Anthrax found in 26 drinking wells in India

A group of students from Palamur University in Andhra Pradesh, India, found deadly anthrax bacteria in the ground water of more than 26 habitations during research for a project.
Pawan Kumar, the head of the department of microbiology, sent the students to nearby villages to obtain water samples of colored water from open water bodies to test in the laboratory. After examining the water, Kumar suspected that the samples contained Bacillus anthracis, the bacteria that causes anthrax. The Center for Cellular and Molecular Biology confirmed his fears, the Deccan Herald reports.
“The water has Bacillus anthracis bacteria which causes anthrax, a zoonotic disease that is transmissible to humans through handling or consumption of contaminated animal products,” Kumar said, according to the Deccan Herald.

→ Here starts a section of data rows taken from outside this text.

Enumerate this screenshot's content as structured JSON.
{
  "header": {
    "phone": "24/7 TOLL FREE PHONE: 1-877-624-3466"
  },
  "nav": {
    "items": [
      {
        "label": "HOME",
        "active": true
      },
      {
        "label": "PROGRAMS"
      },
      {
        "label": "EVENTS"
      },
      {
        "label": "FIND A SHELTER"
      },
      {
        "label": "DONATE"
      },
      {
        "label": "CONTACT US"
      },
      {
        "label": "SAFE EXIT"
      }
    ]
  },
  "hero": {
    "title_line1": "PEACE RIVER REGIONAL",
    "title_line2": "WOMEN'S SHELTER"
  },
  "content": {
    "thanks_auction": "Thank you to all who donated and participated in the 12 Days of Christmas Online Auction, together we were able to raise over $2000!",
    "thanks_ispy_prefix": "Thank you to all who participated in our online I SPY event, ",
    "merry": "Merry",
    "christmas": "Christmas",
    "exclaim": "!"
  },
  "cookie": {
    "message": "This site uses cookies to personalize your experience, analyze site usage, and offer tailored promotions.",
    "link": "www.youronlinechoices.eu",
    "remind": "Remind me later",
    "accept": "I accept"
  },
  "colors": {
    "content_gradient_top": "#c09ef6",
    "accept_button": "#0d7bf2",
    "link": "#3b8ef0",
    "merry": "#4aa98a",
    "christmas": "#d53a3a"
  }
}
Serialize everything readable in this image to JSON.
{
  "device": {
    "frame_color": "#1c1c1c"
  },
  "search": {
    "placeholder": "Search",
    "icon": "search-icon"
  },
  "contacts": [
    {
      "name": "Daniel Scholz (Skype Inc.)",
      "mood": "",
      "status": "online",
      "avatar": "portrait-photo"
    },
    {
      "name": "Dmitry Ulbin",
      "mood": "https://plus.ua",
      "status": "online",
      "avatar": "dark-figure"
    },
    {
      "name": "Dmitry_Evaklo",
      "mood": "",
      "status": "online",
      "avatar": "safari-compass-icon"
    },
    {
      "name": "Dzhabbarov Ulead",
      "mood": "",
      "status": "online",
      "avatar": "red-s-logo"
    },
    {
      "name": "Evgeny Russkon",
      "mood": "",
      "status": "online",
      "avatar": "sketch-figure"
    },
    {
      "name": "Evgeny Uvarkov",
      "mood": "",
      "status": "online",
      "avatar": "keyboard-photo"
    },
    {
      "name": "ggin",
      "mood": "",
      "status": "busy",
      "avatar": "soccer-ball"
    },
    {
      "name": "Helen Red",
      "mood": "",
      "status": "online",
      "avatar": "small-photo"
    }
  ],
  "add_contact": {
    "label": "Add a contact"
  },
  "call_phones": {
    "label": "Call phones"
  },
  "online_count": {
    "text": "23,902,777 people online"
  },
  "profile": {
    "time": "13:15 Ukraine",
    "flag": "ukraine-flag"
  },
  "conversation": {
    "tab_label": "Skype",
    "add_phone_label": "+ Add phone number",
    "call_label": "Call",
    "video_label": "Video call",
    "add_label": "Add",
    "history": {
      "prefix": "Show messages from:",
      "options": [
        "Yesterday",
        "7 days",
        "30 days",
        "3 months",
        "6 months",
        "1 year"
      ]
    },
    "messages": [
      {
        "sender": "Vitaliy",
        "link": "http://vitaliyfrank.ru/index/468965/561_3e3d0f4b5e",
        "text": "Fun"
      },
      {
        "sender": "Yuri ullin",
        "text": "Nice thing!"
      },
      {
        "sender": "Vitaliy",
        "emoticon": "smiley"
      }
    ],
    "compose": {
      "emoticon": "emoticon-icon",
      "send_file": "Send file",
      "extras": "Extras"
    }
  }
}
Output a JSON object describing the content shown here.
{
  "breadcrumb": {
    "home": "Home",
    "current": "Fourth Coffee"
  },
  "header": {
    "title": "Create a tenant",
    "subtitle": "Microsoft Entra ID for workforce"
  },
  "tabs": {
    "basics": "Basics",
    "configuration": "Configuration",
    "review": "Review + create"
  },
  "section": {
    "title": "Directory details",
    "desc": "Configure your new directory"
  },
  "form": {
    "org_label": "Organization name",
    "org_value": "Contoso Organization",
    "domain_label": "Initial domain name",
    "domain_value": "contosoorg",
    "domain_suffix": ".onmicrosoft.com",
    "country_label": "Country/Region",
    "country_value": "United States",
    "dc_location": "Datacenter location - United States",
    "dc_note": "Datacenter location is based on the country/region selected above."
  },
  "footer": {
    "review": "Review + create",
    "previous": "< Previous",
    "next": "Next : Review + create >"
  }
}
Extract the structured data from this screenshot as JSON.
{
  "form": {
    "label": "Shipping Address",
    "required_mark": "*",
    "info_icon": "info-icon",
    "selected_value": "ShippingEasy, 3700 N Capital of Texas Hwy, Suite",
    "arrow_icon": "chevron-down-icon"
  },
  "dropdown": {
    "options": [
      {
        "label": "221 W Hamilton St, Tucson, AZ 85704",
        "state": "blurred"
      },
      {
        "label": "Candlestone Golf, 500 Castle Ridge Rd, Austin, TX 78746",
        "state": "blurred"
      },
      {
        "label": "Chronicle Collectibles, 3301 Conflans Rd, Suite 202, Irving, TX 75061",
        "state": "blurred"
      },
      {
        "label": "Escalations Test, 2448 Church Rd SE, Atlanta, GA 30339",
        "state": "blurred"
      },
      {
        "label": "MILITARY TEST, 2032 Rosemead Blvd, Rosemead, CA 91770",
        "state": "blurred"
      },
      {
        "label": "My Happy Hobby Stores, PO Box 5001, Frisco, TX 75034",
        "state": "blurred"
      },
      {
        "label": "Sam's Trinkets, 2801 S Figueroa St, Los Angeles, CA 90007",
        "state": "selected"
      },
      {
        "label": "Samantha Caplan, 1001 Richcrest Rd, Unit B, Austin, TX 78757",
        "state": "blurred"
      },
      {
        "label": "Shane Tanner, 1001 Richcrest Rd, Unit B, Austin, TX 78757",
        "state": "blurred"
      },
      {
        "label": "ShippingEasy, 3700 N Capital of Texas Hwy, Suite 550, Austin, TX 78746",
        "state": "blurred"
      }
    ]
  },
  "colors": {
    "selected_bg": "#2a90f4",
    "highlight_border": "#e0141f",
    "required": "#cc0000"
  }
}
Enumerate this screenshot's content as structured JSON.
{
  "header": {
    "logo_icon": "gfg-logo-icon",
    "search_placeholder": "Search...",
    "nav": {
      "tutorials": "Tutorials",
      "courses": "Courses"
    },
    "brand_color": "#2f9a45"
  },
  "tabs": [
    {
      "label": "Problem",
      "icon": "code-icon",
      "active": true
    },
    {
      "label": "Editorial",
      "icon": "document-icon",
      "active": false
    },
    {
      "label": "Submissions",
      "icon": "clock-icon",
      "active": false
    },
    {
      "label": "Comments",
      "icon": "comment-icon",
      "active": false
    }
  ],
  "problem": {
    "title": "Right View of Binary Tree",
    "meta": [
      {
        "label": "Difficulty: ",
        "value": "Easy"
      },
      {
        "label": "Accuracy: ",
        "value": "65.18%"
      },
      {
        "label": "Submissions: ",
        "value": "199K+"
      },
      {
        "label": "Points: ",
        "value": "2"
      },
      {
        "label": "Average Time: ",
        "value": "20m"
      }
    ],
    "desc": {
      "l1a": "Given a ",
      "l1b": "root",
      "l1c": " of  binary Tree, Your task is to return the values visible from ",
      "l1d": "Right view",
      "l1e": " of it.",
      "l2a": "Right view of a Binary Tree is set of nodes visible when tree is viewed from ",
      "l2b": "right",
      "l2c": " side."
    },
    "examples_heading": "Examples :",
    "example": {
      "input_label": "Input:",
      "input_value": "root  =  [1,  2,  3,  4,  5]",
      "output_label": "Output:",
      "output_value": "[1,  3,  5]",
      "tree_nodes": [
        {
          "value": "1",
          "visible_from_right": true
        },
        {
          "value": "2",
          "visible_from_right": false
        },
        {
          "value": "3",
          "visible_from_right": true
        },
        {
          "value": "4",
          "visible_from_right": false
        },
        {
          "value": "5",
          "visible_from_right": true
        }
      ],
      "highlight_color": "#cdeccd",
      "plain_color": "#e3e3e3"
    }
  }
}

The water samples were collected from Kodangal, Midjil, Papireddyguda, Khillaghanapuram, Atmakur, Aamanagallu, Lingala, Devarakonda and Alampur. The water had been contaminated from raw sewage, animal and blood products.
“The villagers in these places, even in a tourist spot such as Alampur, drink this water day in and day out," Venkat Reddy, a student, said, the Deccan Herald reports. "They are suffering from unknown diseases, many with ulcers so we want to go further and seek protected water for our people."
Humans can become infected with anthrax by handling products or consuming undercooked meat from infected animals. Infections can also occur from inhaling spores in contaminated anthrax products or in the intentional release of spores during a bioterrorist attack.